I will always re-read and edit what I have written the previous day with a fresh perspective and then continue writing from there. I also always have a backstory for the key characters; personal history, education, relationships so that they are fully realised people once they are being put down on the page.
22. Do you have a muse? If so, please elaborate. If not, what inspires you?
Inspiration? Probably Kelly and my two sons. Kelly is definitely my muse and most ardent supporter though I do have other people who continue to be extremely important and enthusiastic about my writing.
23. How long does it take you to write a full manuscript?
Hellbound took my just over two years. I would have had it completed quicker but life gets in the way occasionally! My second novel will be finished by the end of this year.
24. How do you come up with your character names and geographic location / business names?
In Hellbound, the antagonist’s name needed to be something biblical and powerful yet at the same tie unusual. Hence I settled on Obadiah Stark for the name of the antagonist.
The protagonist was given the friendly Irish name of Joe O’Connell. The supporting characters where named after people I knew at work and some friends.

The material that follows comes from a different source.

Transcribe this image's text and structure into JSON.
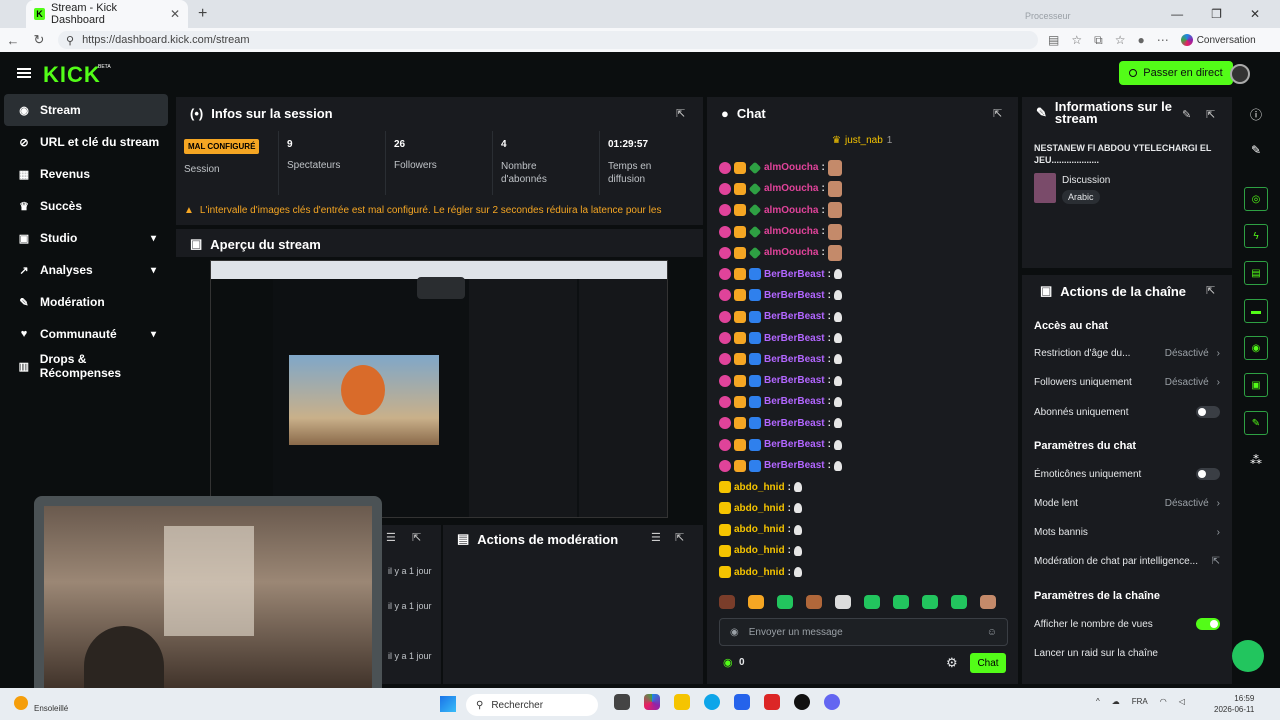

As for the location, I didn’t want to choose America or England but it needed to be somewhere familiar and relatable so I chose Ireland. The other reason for choosing Ireland was due to the fact that The Blasket Islands (a group of islands off the west coast of Ireland) are quite a desolate place and seemed ideal to place a supermax prison where you might want to keep the worst of humanity out of the way! Though the locations in Hellbound are real, many of the organisations and businesses are fictional.
25. Do you have any “must haves” to help you write? (i.e., a full cup of coffee, a view of the ocean, etc.)
The only thing I like is some music in the background, something instrumental and either classical or a film score. Anything with lyrics and I get distracted!
26.What is the quirkiest thing you do or have ever done when writing?
I will only write in a really old wooden chair that irritates Kelly as it matches nothing in the house!
ABOUT YOUR WORK::
27. If you could be one of your own characters for a day, who would it be and why?
It would be fascinating to be Obadiah Stark for a day! Though having had him in my head for the past two years I feel as though I know him well…which is worrying as he is a serial killer!!
28. If one of your books became a movie, who would you choose for the “perfect cast” of main characters?
Easy! John Cavizel as Obadiah Stark, Stephen Amell as Joe O’Connell and Jamie Alexander as Vicky Carter.
29. What is the most difficult thing you have ever researched for one your books and why?
Researching all about the death sentence and the process of an execution was quite challenging, as it isn’t necessarily information that is readily available, even in this age of the Internet. Though you could find basic information, finding out specific details about the drugs used and the exact routines used during the execution of a prisoner was at the same time difficult and disturbing.
Thank you, David, for allowing me to interview you. I hope everyone else has enjoyed learning about you and your work as much as I have.